“They can come here provided they have prior coordination from the government,” Filipino Under Secretary for Defense Affairs Honorio Azcueta announced shortly after his meeting with Chairman of the Joint Chiefs of Staff Gen. Martin Dempsey on Monday.
Azcueta's announcement opens the door for the first American military deployments to Clark Air Force Base and the naval base in Subic Bay since DOD officially shuttered the facilities in 1991 and 1992, respectively.
The only active U.S. military operation in the Philippines has been a U.S. special-operations task force supporting Filipino forces in their ongoing campaign against Abu Sayyaf and other Muslim extremist groups in the southern part of the country.

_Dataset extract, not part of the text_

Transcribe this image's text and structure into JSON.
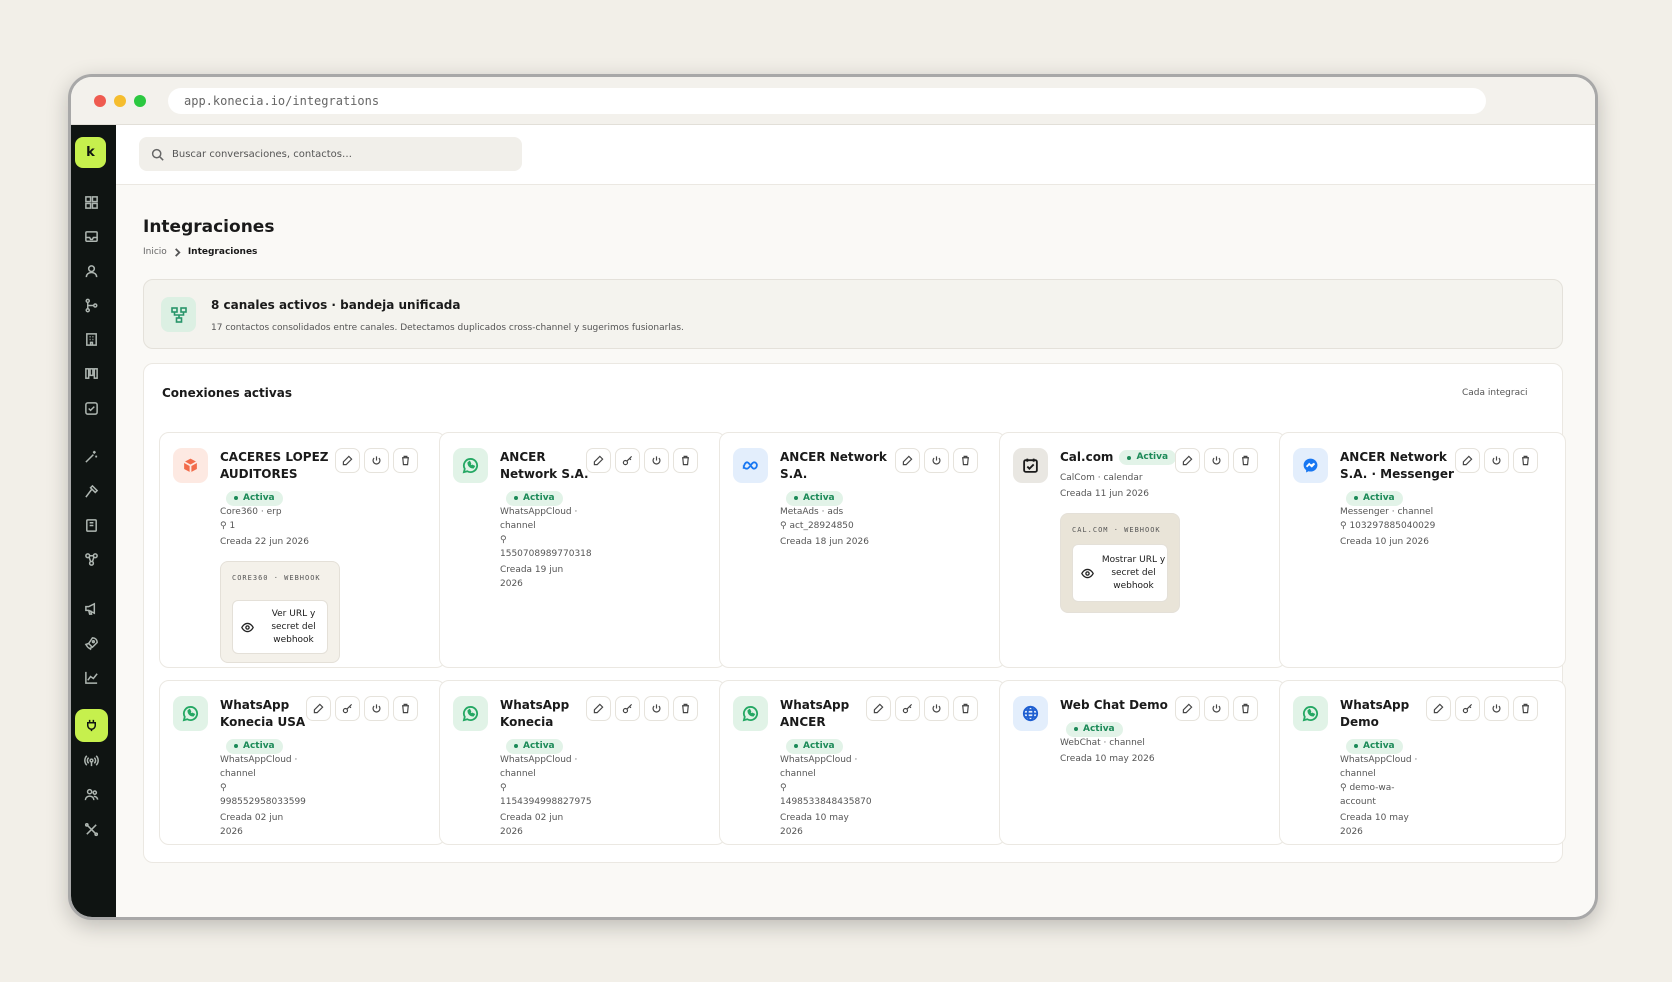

The deal to reopen Subic Bay and Clark Air Force Base was struck during Dempsey's visit to the Asia-Pacific region to attend the Shangri-La defense talks held in Singapore last Saturday.
Dempsey and Defense Secretary Leon Panetta used the three-day conference among top U.S. and international defense officials to sell the White House's new Pacific-focused national security strategy to its regional allies.
That said, the Philippines is poised to take on a large part of that emerging U.S. strategy in the region.
In March, the Obama administration opted to triple the amount of military funding to the Philippines as U.S. forces look to expand their foothold in the country.
Manila will receive $30 million in foreign military funding from the the United States this year, according to news reports — nearly three times the $11.9 million in military funds Washington pledged to the Philippines in 2011.
That money will likely help support the hundreds of Marines expected to flood into the Philippines in the coming years.
In April, DOD officials agreed to relocate 9,000 Marines from Okinawa to Guam and other outposts in the Pacific. It remains unclear whether those displaced Marines will end up on Filipino soil.
Monday's basing agreement also comes months after Manila announced plans to build a new seaport in the Spratly Islands, off the coast of the Philippines, Malaysia and Vietnam in the South China Sea.
Local residents claim the seaport is the first step in creating a mini-naval base for U.S. and Filipino troops. The Philippine government claims the effort is strictly designed to support commercial business and tourism to the island.
The South China Sea has become a continued flash point for tensions between American allies and China, as Beijing continues to flex its growing military might in the region.
In April, Chinese and Filipino warships engaged in a tense standoff in the South China Sea, spurred by conflicting territorial claims to the hotly contested waterway.
Continued Chinese investment in advanced military hardware, from fifth-generation fighters to aircraft carriers, has only fueled concern within Washington and in the Pacific over Beijing's regional aspirations.